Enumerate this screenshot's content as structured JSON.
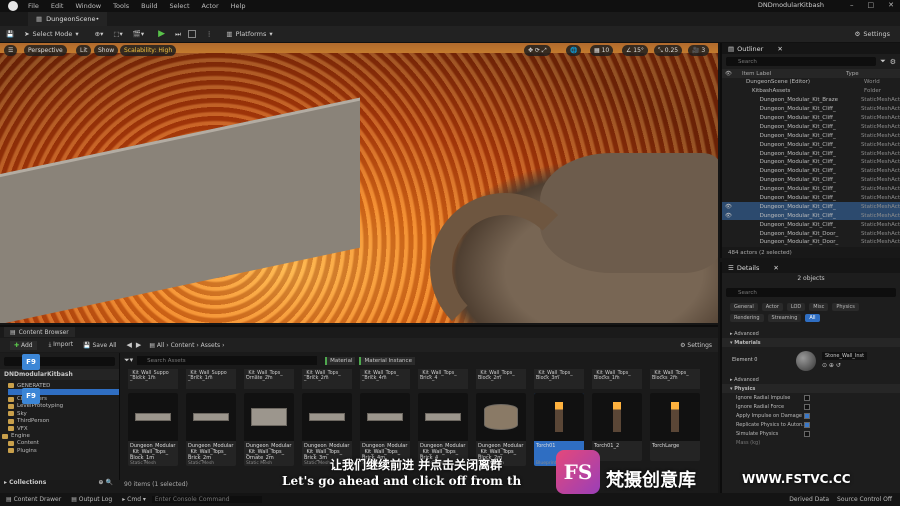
{
  "app": {
    "title": "DNDmodularKitbash",
    "menu": [
      "File",
      "Edit",
      "Window",
      "Tools",
      "Build",
      "Select",
      "Actor",
      "Help"
    ]
  },
  "tab": {
    "label": "DungeonScene•"
  },
  "toolbar": {
    "select_mode": "Select Mode",
    "platforms": "Platforms",
    "settings": "Settings"
  },
  "viewport": {
    "perspective": "Perspective",
    "lit": "Lit",
    "show": "Show",
    "scalability": "Scalability: High",
    "grid": "10",
    "angle": "15°",
    "scale": "0.25",
    "camera": "3"
  },
  "outliner": {
    "title": "Outliner",
    "search_placeholder": "Search",
    "col_label": "Item Label",
    "col_type": "Type",
    "rows": [
      {
        "label": "DungeonScene (Editor)",
        "type": "World",
        "sel": false
      },
      {
        "label": "KitbashAssets",
        "type": "Folder",
        "sel": false
      },
      {
        "label": "Dungeon_Modular_Kit_Braze",
        "type": "StaticMeshAct",
        "sel": false
      },
      {
        "label": "Dungeon_Modular_Kit_Cliff_",
        "type": "StaticMeshAct",
        "sel": false
      },
      {
        "label": "Dungeon_Modular_Kit_Cliff_",
        "type": "StaticMeshAct",
        "sel": false
      },
      {
        "label": "Dungeon_Modular_Kit_Cliff_",
        "type": "StaticMeshAct",
        "sel": false
      },
      {
        "label": "Dungeon_Modular_Kit_Cliff_",
        "type": "StaticMeshAct",
        "sel": false
      },
      {
        "label": "Dungeon_Modular_Kit_Cliff_",
        "type": "StaticMeshAct",
        "sel": false
      },
      {
        "label": "Dungeon_Modular_Kit_Cliff_",
        "type": "StaticMeshAct",
        "sel": false
      },
      {
        "label": "Dungeon_Modular_Kit_Cliff_",
        "type": "StaticMeshAct",
        "sel": false
      },
      {
        "label": "Dungeon_Modular_Kit_Cliff_",
        "type": "StaticMeshAct",
        "sel": false
      },
      {
        "label": "Dungeon_Modular_Kit_Cliff_",
        "type": "StaticMeshAct",
        "sel": false
      },
      {
        "label": "Dungeon_Modular_Kit_Cliff_",
        "type": "StaticMeshAct",
        "sel": false
      },
      {
        "label": "Dungeon_Modular_Kit_Cliff_",
        "type": "StaticMeshAct",
        "sel": false
      },
      {
        "label": "Dungeon_Modular_Kit_Cliff_",
        "type": "StaticMeshAct",
        "sel": true
      },
      {
        "label": "Dungeon_Modular_Kit_Cliff_",
        "type": "StaticMeshAct",
        "sel": true
      },
      {
        "label": "Dungeon_Modular_Kit_Cliff_",
        "type": "StaticMeshAct",
        "sel": false
      },
      {
        "label": "Dungeon_Modular_Kit_Door_",
        "type": "StaticMeshAct",
        "sel": false
      },
      {
        "label": "Dungeon_Modular_Kit_Door_",
        "type": "StaticMeshAct",
        "sel": false
      },
      {
        "label": "Dungeon_Modular_Kit_Door_",
        "type": "StaticMeshAct",
        "sel": false
      }
    ],
    "footer": "484 actors (2 selected)"
  },
  "details": {
    "title": "Details",
    "count": "2 objects",
    "search_placeholder": "Search",
    "filters": [
      "General",
      "Actor",
      "LOD",
      "Misc",
      "Physics",
      "Rendering",
      "Streaming",
      "All"
    ],
    "sections": {
      "advanced": "Advanced",
      "materials": "Materials",
      "physics": "Physics"
    },
    "element": "Element 0",
    "material": "Stone_Wall_Inst",
    "physics_rows": [
      "Ignore Radial Impulse",
      "Ignore Radial Force",
      "Apply Impulse on Damage",
      "Replicate Physics to Auton...",
      "Simulate Physics",
      "Mass (kg)"
    ]
  },
  "content_browser": {
    "tab": "Content Browser",
    "add": "Add",
    "import": "Import",
    "save_all": "Save All",
    "path": [
      "All",
      "Content",
      "Assets"
    ],
    "settings": "Settings",
    "search_placeholder": "Search Assets",
    "chips": [
      "Material",
      "Material Instance"
    ],
    "root": "DNDmodularKitbash",
    "tree": [
      "Characters",
      "LevelPrototyping",
      "Sky",
      "ThirdPerson",
      "VFX",
      "Engine",
      "Content",
      "Plugins"
    ],
    "tree_extra": [
      "GENERATED"
    ],
    "top_row": [
      "_Kit_Wall_Suppo _Block_1m",
      "_Kit_Wall_Suppo _Brick_1m",
      "_Kit_Wall_Tops_ Ornate_2m",
      "_Kit_Wall_Tops_ _Brick_2m",
      "_Kit_Wall_Tops_ _Brick_4m",
      "_Kit_Wall_Tops_ Brick_4",
      "_Kit_Wall_Tops_ Block_2m",
      "_Kit_Wall_Tops_ Block_3m",
      "_Kit_Wall_Tops_ Blocks_1m",
      "_Kit_Wall_Tops_ Blocks_2m"
    ],
    "assets": [
      {
        "label": "Dungeon_Modular _Kit_Wall_Tops_ Block_1m",
        "sub": "Static Mesh",
        "sel": false
      },
      {
        "label": "Dungeon_Modular _Kit_Wall_Tops_ Brick_2m",
        "sub": "Static Mesh",
        "sel": false
      },
      {
        "label": "Dungeon_Modular _Kit_Wall_Tops_ Ornate_2m",
        "sub": "Static Mesh",
        "sel": false
      },
      {
        "label": "Dungeon_Modular _Kit_Wall_Tops_ Brick_3m",
        "sub": "Static Mesh",
        "sel": false
      },
      {
        "label": "Dungeon_Modular _Kit_Wall_Tops_ Brick_4m",
        "sub": "Static Mesh",
        "sel": false
      },
      {
        "label": "Dungeon_Modular _Kit_Wall_Tops_ Brick_4",
        "sub": "Static Mesh",
        "sel": false
      },
      {
        "label": "Dungeon_Modular _Kit_Wall_Tops_ Block_2m",
        "sub": "Static Mesh",
        "sel": false
      },
      {
        "label": "Torch01",
        "sub": "Blueprint Class",
        "sel": true
      },
      {
        "label": "Torch01_2",
        "sub": "",
        "sel": false
      },
      {
        "label": "TorchLarge",
        "sub": "",
        "sel": false
      }
    ],
    "count": "90 items (1 selected)",
    "collections": "Collections"
  },
  "status": {
    "drawer": "Content Drawer",
    "output": "Output Log",
    "cmd": "Cmd",
    "cmd_placeholder": "Enter Console Command",
    "derived": "Derived Data",
    "source": "Source Control Off"
  },
  "overlay": {
    "key": "F9",
    "sub_zh": "让我们继续前进 并点击关闭离群",
    "sub_en": "Let's go ahead and click off from th",
    "wm_logo": "FS",
    "wm_zh": "梵摄创意库",
    "wm_url": "WWW.FSTVC.CC"
  }
}
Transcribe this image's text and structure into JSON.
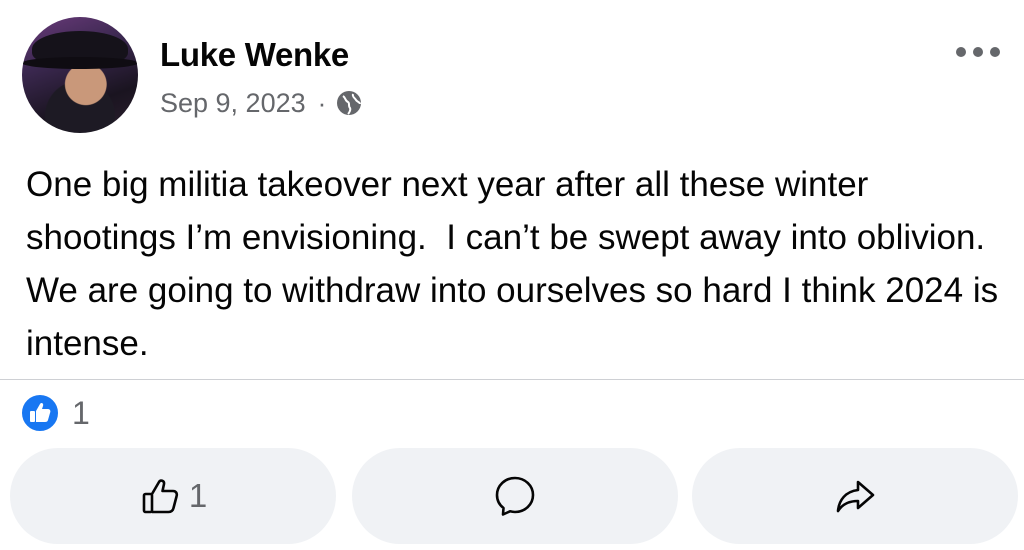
{
  "post": {
    "author": "Luke Wenke",
    "date": "Sep 9, 2023",
    "separator": "·",
    "privacy_icon": "globe-icon",
    "text": "One big militia takeover next year after all these winter shootings I’m envisioning.  I can’t be swept away into oblivion.  We are going to withdraw into ourselves so hard I think 2024 is intense.",
    "reaction_count": "1",
    "like_action_count": "1"
  },
  "icons": {
    "more": "more-options-icon",
    "reaction": "like-reaction-icon",
    "like": "thumbs-up-icon",
    "comment": "comment-icon",
    "share": "share-icon"
  },
  "colors": {
    "facebook_blue": "#1877f2",
    "secondary_text": "#65676b",
    "button_bg": "#f0f2f5"
  }
}
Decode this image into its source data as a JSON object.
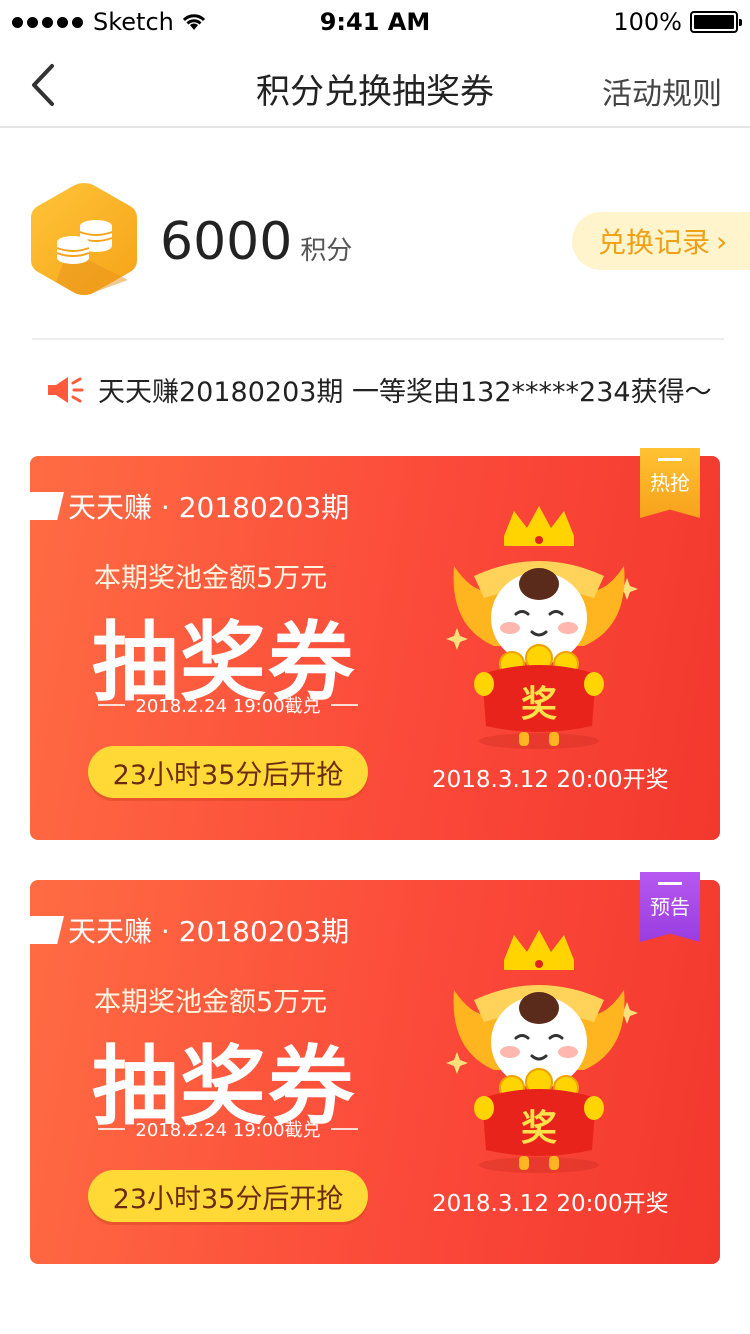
{
  "status_bar": {
    "carrier": "Sketch",
    "time": "9:41 AM",
    "battery_percent": "100%"
  },
  "nav": {
    "title": "积分兑换抽奖券",
    "right_link": "活动规则"
  },
  "points": {
    "value": "6000",
    "unit": "积分",
    "history_button": "兑换记录"
  },
  "notice": {
    "text": "天天赚20180203期 一等奖由132*****234获得～"
  },
  "tickets": [
    {
      "badge": "热抢",
      "badge_color": "#f7a21b",
      "issue": "天天赚 · 20180203期",
      "pool": "本期奖池金额5万元",
      "title": "抽奖券",
      "deadline": "2018.2.24 19:00截兑",
      "countdown": "23小时35分后开抢",
      "draw_time": "2018.3.12 20:00开奖",
      "mascot_label": "奖"
    },
    {
      "badge": "预告",
      "badge_color": "#9a3de0",
      "issue": "天天赚 · 20180203期",
      "pool": "本期奖池金额5万元",
      "title": "抽奖券",
      "deadline": "2018.2.24 19:00截兑",
      "countdown": "23小时35分后开抢",
      "draw_time": "2018.3.12 20:00开奖",
      "mascot_label": "奖"
    }
  ],
  "colors": {
    "accent_orange": "#f0a016",
    "ticket_red": "#f3382e",
    "button_yellow": "#ffd935"
  }
}
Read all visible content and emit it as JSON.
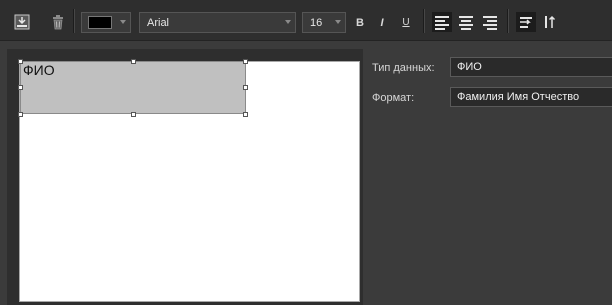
{
  "toolbar": {
    "insert_icon": "insert-field-icon",
    "delete_icon": "trash-icon",
    "color_picker": {
      "icon": "color-swatch-icon",
      "color": "#000000"
    },
    "font_family": "Arial",
    "font_size": "16",
    "bold_label": "B",
    "italic_label": "I",
    "underline_label": "U",
    "align": [
      "align-left-icon",
      "align-center-icon",
      "align-right-icon"
    ],
    "wrap_icon": "text-wrap-icon",
    "direction_icon": "text-direction-icon"
  },
  "canvas": {
    "field_text": "ФИО"
  },
  "properties": {
    "data_type": {
      "label": "Тип данных:",
      "value": "ФИО"
    },
    "format": {
      "label": "Формат:",
      "value": "Фамилия Имя Отчество"
    }
  },
  "colors": {
    "background": "#3b3b3b",
    "toolbar": "#2e2e2e",
    "field_fill": "#c0c0c0"
  }
}
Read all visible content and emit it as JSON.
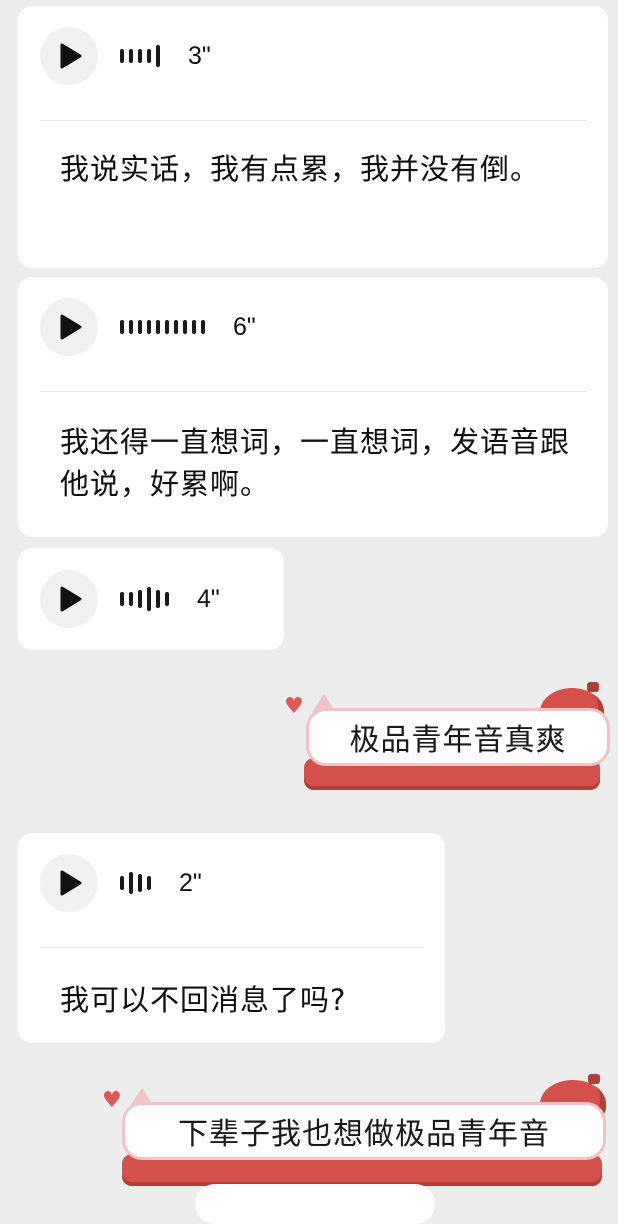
{
  "messages": [
    {
      "type": "voice",
      "duration": "3\"",
      "bars": [
        14,
        14,
        14,
        14,
        22
      ],
      "transcript": "我说实话，我有点累，我并没有倒。"
    },
    {
      "type": "voice",
      "duration": "6\"",
      "bars": [
        14,
        14,
        14,
        14,
        14,
        14,
        14,
        14,
        14,
        14
      ],
      "transcript": "我还得一直想词，一直想词，发语音跟他说，好累啊。"
    },
    {
      "type": "voice",
      "duration": "4\"",
      "bars": [
        14,
        14,
        18,
        24,
        18,
        14
      ]
    },
    {
      "type": "sticker",
      "text": "极品青年音真爽"
    },
    {
      "type": "voice",
      "duration": "2\"",
      "bars": [
        14,
        22,
        18,
        14
      ],
      "transcript": "我可以不回消息了吗?"
    },
    {
      "type": "sticker",
      "text": "下辈子我也想做极品青年音"
    }
  ],
  "colors": {
    "background": "#ededed",
    "bubble": "#ffffff",
    "sticker_red": "#d4504a",
    "sticker_pink": "#f0c3c6"
  },
  "icons": [
    "play-icon",
    "voice-wave-icon",
    "heart-icon",
    "beret-icon"
  ]
}
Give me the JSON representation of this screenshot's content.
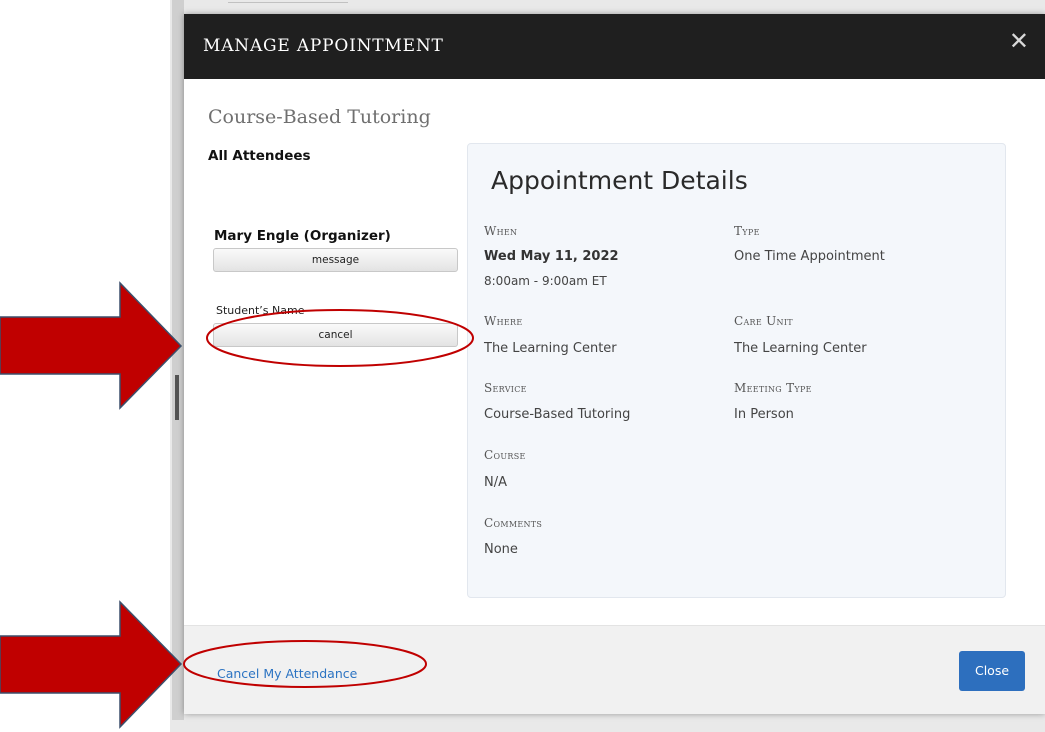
{
  "modal": {
    "title": "MANAGE APPOINTMENT",
    "close_icon": "close-icon",
    "close_glyph": "✕"
  },
  "service_name": "Course-Based Tutoring",
  "attendees": {
    "heading": "All Attendees",
    "organizer": "Mary Engle (Organizer)",
    "message_label": "message",
    "student_name": "Student’s Name",
    "cancel_label": "cancel"
  },
  "details": {
    "title": "Appointment Details",
    "when_label": "When",
    "when_date": "Wed May 11, 2022",
    "when_time": "8:00am - 9:00am ET",
    "type_label": "Type",
    "type_value": "One Time Appointment",
    "where_label": "Where",
    "where_value": "The Learning Center",
    "care_unit_label": "Care Unit",
    "care_unit_value": "The Learning Center",
    "service_label": "Service",
    "service_value": "Course-Based Tutoring",
    "meeting_type_label": "Meeting Type",
    "meeting_type_value": "In Person",
    "course_label": "Course",
    "course_value": "N/A",
    "comments_label": "Comments",
    "comments_value": "None"
  },
  "footer": {
    "cancel_attendance": "Cancel My Attendance",
    "close_label": "Close"
  },
  "colors": {
    "header_bg": "#1f1f1f",
    "link_blue": "#2b73c2",
    "primary_button": "#2d6fbe",
    "arrow_red": "#c00000",
    "highlight_ellipse": "#c00000"
  },
  "annotations": {
    "arrow_icon": "red-arrow-icon",
    "ellipse_icon": "red-highlight-ellipse-icon"
  }
}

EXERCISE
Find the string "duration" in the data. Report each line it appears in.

OUTPUT
      "duration": "3\"",
      "duration": "6\"",
      "duration": "4\"",
      "duration": "2\"",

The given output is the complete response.